Imagine that you have suddenly been accused of a crime. The news media catches wind and publishes the accusation and writes about you in an unflattering manner. Determined to dig up evidence, police and reporters alike plumb through your personal life and try to interview anyone who might dislike you. Your employer, not wanting bad press for employing someone accused of a crime, either fires or suspends you. Friends stop calling and people distance themselves. It doesn’t matter whether or not you are completely innocent: Being accused of a crime is a tremendous burden. Many people view an accusation as automatically truthful.

The extreme burdens imposed by merely being accused of a crime make it imperative that everyone enjoys the right to a fair trial. According to Cornell University Law School, Americans’ right to a fair trial is covered in the sixth amendment of the U.S. Constitution. All citizens are guaranteed “a speedy and public trial, by an impartial jury…to be informed of the nature and cause of the accusation; to be confronted with the witnesses against him; to have compulsory process for obtaining witnesses in his favor, and to have the assistance of counsel for his defense.”

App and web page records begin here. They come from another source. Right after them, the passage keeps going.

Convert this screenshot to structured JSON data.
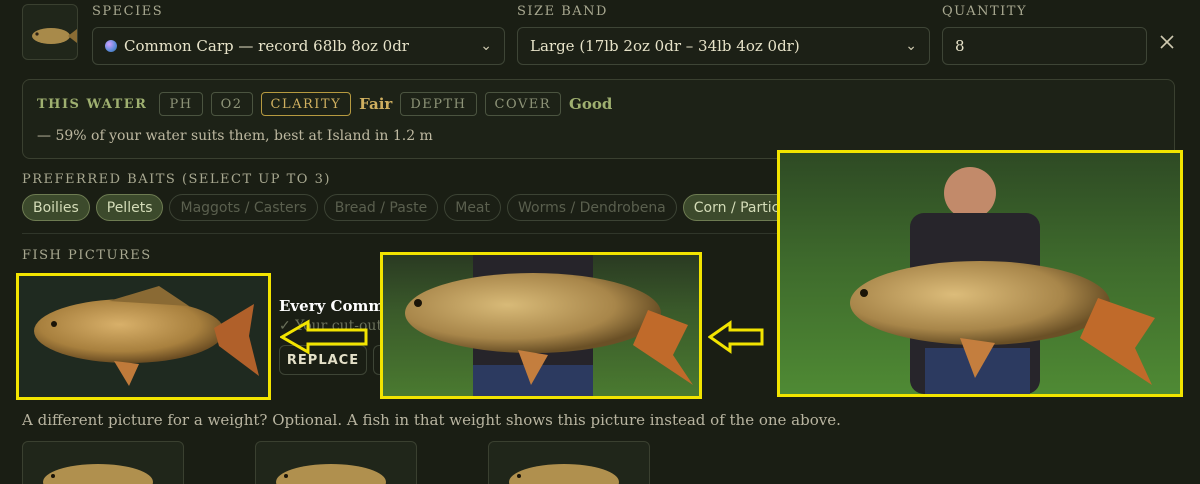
{
  "species": {
    "label": "SPECIES",
    "value": "Common Carp — record 68lb 8oz 0dr",
    "icon": "fish-icon"
  },
  "size_band": {
    "label": "SIZE BAND",
    "value": "Large (17lb 2oz 0dr – 34lb 4oz 0dr)"
  },
  "quantity": {
    "label": "QUANTITY",
    "value": "8"
  },
  "this_water": {
    "label": "THIS WATER",
    "tags": [
      "PH",
      "O2",
      "CLARITY",
      "DEPTH",
      "COVER"
    ],
    "clarity_rating": "Fair",
    "cover_rating": "Good",
    "summary": "— 59% of your water suits them, best at Island in 1.2 m",
    "colors": {
      "active": "#d0b060",
      "good": "#9fb070"
    }
  },
  "baits": {
    "label": "PREFERRED BAITS (SELECT UP TO 3)",
    "items": [
      {
        "label": "Boilies",
        "selected": true
      },
      {
        "label": "Pellets",
        "selected": true
      },
      {
        "label": "Maggots / Casters",
        "selected": false
      },
      {
        "label": "Bread / Paste",
        "selected": false
      },
      {
        "label": "Meat",
        "selected": false
      },
      {
        "label": "Worms / Dendrobena",
        "selected": false
      },
      {
        "label": "Corn / Particle",
        "selected": true
      }
    ]
  },
  "pictures": {
    "label": "FISH PICTURES",
    "caption_title": "Every Common",
    "caption_sub": "✓ Your cut-out",
    "replace_label": "REPLACE",
    "weight_note": "A different picture for a weight? Optional. A fish in that weight shows this picture instead of the one above."
  },
  "annotation": {
    "highlight_color": "#f2e400"
  }
}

Simply put, you have the right to a public trial by jury in which you and your attorney have access to all evidence against you and may present witnesses on your behalf.

These guarantees were put in the U.S. Constitution because many of the European states from which America’s early colonists originated had no such guarantees. Instead, heavy-handed autocracies, often monarchies, treated their citizens cruelly. Punishments were draconian, trials were simply rubber-stamps for king-appointed prosecutors or officers of the court, and often people were imprisoned, or even executed, without knowing the charges against them. Life in Europe up through the end of the 18th century was, to say the least, sometimes tough. In establishing a new nation, the founding fathers wanted to ensure that the new United States of America would not devolve into an oppressive autocracy like many countries in Europe.

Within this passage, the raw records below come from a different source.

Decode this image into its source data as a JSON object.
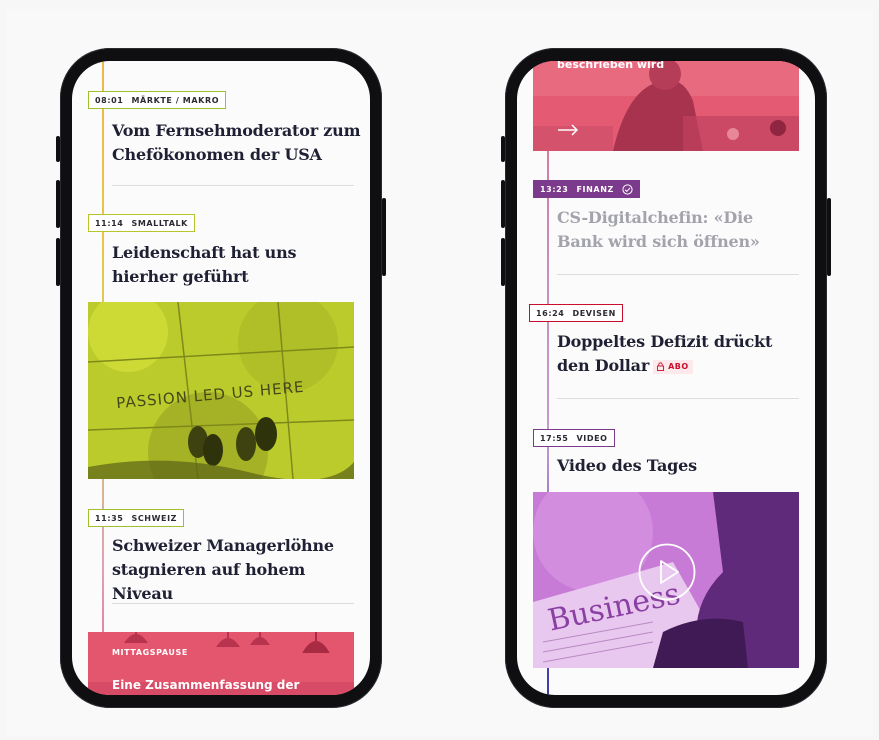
{
  "colors": {
    "background": "#f7f7f8",
    "phone_body": "#0f0f12",
    "headline": "#1f2033",
    "muted_headline": "#a3a3ab",
    "maerkte": "#9fbf2e",
    "smalltalk": "#b8c52a",
    "schweiz": "#9fbf2e",
    "finanz": "#7b3a8c",
    "devisen": "#c8102e",
    "video": "#7b3a8c",
    "mittagspause": "#e0506a"
  },
  "left_phone": {
    "items": [
      {
        "time": "08:01",
        "category": "MÄRKTE / MAKRO",
        "headline": "Vom Fernsehmoderator zum Chefökonomen der USA"
      },
      {
        "time": "11:14",
        "category": "SMALLTALK",
        "headline": "Leidenschaft hat uns hierher geführt",
        "image_caption": "PASSION LED US HERE"
      },
      {
        "time": "11:35",
        "category": "SCHWEIZ",
        "headline": "Schweizer Managerlöhne stagnieren auf hohem Niveau"
      }
    ],
    "promo": {
      "kicker": "MITTAGSPAUSE",
      "title": "Eine Zusammenfassung der"
    }
  },
  "right_phone": {
    "top_card": {
      "partial_text": "beschrieben wird",
      "arrow_icon": "arrow-right-icon"
    },
    "items": [
      {
        "time": "13:23",
        "category": "FINANZ",
        "headline": "CS-Digitalchefin: «Die Bank wird sich öffnen»",
        "read_icon": "check-circle-icon"
      },
      {
        "time": "16:24",
        "category": "DEVISEN",
        "headline": "Doppeltes Defizit drückt den Dollar",
        "badge": "ABO",
        "badge_icon": "lock-icon"
      },
      {
        "time": "17:55",
        "category": "VIDEO",
        "headline": "Video des Tages",
        "image_text": "Business",
        "play_icon": "play-icon"
      }
    ]
  }
}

On a personal level, many colonists and their descendants, later to become the original batch of U.S. citizens, could sympathize with being disadvantaged at trial. The U.S. Constitution provides guarantees of fair treatment for all citizens regardless of background or status – a situation that did not occur in Europe. In many European states people were treated unfairly, both socially and by the government, due to racial, ethnic, religious, or national origin status. Going to trial as a person who was different from the accepted norm, say as an Irish Catholic being tried in Protestant England, was a virtual guarantee of a harsh conviction.

Colonists often left their homes for America due to persecution. They could sympathize with the dismay of being hauled into court and being pilloried for being different. Knowledgeable of this disadvantage, many of America’s early leaders were quick to want a formal constitution to protect the rights of those deemed unsympathetic as they themselves, or their ancestors, had been deemed unsympathetic back in Europe.

Finally, respect for the principles of freedom and liberty, both essential to American philosophy, requires authorities to err on the side of the citizen as opposed to the government. Providing a trial system that affords generous rights to the defendant, regardless of how unsympathetic he or she may be, is necessary to preserve freedom and liberty. Many citizens complain when a seemingly-despicable defendant is acquitted, but erring on the side of freedom and liberty to ensure those qualities for all citizens is what America is all about.